What to work on - Look through the entries below, please, and copy every line with the word "crossnoteドキュメントについて".

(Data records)
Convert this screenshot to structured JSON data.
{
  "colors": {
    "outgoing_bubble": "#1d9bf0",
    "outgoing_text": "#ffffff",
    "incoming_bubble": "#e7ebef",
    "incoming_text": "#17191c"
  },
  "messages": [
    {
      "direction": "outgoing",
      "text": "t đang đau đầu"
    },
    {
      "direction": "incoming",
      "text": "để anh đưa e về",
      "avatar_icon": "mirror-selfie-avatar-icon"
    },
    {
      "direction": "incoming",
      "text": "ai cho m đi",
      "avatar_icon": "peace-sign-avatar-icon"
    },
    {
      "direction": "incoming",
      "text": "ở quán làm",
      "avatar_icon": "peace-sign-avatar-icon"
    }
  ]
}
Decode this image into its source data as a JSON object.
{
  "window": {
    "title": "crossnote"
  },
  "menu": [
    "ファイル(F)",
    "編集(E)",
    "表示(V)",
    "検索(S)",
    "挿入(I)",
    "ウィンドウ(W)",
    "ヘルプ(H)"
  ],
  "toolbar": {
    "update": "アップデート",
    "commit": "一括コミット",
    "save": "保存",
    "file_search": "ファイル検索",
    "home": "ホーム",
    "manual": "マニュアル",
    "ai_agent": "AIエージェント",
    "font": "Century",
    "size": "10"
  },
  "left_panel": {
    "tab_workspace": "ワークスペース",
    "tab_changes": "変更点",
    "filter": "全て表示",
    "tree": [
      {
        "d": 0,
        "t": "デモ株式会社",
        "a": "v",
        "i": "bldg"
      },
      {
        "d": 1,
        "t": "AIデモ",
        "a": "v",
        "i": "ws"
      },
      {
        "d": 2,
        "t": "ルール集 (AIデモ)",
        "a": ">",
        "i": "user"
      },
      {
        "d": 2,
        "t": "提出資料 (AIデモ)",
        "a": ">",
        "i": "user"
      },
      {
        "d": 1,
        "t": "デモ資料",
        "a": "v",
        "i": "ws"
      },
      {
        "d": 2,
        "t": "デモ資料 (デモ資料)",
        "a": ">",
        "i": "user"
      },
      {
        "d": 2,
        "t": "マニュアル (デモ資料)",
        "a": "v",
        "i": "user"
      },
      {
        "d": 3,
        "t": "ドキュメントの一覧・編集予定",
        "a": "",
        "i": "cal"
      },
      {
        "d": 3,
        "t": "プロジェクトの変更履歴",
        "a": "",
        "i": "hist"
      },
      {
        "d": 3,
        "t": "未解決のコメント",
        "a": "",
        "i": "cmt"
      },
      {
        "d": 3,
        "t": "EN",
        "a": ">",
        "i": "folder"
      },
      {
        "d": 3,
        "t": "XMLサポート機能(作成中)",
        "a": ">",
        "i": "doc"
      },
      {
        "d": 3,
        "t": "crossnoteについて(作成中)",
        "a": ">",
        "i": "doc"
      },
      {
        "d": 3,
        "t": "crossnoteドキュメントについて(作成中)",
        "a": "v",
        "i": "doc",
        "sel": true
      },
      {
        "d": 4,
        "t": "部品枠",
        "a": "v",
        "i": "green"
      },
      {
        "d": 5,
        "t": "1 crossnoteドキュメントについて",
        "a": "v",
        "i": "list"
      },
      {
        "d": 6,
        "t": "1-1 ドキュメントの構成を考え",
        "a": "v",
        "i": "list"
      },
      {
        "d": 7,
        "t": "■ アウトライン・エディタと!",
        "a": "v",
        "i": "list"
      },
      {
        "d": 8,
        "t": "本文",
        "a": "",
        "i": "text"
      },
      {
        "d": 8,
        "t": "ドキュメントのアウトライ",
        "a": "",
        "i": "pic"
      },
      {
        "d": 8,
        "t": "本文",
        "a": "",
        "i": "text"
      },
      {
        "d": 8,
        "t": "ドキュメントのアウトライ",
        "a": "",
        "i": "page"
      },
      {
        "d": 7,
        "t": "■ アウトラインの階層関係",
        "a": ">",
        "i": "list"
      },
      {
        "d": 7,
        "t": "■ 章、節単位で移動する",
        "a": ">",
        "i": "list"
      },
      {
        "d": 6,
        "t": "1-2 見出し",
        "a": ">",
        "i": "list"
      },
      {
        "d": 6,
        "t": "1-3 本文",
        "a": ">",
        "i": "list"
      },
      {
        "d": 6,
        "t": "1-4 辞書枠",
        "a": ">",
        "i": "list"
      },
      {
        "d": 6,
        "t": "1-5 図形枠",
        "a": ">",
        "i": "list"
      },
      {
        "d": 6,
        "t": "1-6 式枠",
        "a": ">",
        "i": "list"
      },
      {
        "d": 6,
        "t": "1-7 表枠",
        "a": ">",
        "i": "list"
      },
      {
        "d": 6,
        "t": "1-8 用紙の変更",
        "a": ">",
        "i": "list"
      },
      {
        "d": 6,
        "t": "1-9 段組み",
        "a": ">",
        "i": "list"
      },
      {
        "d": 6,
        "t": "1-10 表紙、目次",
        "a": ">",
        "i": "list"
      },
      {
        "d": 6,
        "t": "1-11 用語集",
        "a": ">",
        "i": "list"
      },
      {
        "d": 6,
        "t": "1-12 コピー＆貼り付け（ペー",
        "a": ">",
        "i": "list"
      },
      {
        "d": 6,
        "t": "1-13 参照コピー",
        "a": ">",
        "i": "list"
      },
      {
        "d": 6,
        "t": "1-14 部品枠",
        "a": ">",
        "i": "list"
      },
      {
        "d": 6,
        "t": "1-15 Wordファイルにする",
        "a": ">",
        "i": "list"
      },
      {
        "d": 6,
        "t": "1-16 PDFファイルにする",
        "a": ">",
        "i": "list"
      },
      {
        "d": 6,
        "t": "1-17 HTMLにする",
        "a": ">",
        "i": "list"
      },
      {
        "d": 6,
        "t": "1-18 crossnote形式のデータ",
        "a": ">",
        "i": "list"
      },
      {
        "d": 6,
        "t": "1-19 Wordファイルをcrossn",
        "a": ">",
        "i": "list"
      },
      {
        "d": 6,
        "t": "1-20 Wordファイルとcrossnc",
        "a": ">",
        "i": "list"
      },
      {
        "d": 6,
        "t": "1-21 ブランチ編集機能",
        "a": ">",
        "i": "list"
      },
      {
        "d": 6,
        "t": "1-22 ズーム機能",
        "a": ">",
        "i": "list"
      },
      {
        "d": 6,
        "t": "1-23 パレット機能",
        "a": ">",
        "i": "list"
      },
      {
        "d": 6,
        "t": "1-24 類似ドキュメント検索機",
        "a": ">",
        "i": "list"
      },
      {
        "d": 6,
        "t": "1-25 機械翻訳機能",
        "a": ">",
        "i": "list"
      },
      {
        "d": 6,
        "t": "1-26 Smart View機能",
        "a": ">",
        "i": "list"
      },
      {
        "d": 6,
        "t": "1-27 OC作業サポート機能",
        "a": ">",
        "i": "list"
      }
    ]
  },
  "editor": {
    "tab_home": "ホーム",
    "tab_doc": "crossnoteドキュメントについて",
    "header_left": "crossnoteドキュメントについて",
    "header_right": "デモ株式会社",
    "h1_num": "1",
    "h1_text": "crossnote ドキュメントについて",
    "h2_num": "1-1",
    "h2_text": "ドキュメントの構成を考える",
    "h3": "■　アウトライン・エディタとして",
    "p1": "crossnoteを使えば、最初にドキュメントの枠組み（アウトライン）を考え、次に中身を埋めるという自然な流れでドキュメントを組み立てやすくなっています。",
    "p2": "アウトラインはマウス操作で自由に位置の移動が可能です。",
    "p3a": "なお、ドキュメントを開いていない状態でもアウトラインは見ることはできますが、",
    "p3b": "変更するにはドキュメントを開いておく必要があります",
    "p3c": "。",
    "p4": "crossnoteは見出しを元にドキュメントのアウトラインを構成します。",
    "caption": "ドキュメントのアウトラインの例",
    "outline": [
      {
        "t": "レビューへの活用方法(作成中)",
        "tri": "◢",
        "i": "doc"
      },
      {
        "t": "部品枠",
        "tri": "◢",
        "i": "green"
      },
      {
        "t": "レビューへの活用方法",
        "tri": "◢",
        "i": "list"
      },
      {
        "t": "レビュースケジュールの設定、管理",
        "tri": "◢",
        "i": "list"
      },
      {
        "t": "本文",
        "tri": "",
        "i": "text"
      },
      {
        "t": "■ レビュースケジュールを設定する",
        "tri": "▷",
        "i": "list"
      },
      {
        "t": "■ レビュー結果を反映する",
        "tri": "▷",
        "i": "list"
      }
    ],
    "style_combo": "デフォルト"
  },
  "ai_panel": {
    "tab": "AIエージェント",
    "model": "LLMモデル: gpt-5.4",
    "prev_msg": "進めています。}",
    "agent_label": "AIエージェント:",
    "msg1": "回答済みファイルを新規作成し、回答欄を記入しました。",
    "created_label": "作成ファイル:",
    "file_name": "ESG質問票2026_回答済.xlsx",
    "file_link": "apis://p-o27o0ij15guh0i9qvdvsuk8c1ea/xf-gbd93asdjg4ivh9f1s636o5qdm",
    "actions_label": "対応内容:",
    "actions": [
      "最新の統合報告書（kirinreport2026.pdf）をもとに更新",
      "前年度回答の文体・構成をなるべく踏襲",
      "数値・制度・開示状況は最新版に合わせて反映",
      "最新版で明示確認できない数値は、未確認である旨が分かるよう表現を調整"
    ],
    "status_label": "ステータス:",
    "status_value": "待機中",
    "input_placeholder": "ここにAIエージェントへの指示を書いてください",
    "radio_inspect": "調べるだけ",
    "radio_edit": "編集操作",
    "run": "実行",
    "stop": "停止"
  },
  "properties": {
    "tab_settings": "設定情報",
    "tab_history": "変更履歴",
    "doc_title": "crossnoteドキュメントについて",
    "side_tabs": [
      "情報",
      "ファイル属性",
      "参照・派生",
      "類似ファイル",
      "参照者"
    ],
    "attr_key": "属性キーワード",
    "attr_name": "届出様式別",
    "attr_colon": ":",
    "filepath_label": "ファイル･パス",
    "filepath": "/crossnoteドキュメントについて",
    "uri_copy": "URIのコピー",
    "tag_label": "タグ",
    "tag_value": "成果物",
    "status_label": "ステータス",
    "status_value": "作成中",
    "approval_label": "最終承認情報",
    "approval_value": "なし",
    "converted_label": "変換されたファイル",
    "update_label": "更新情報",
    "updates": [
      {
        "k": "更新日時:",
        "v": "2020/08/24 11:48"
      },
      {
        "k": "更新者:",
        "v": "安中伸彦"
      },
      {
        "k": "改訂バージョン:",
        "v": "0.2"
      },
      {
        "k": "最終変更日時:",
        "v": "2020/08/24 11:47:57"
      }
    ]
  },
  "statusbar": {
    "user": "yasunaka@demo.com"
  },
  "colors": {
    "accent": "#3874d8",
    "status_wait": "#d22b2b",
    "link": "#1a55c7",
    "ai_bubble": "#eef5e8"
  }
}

Result of this task -
        "t": "crossnoteドキュメントについて(作成中)",
        "t": "1 crossnoteドキュメントについて",
    "tab_doc": "crossnoteドキュメントについて",
    "header_left": "crossnoteドキュメントについて",
    "doc_title": "crossnoteドキュメントについて",
    "filepath": "/crossnoteドキュメントについて",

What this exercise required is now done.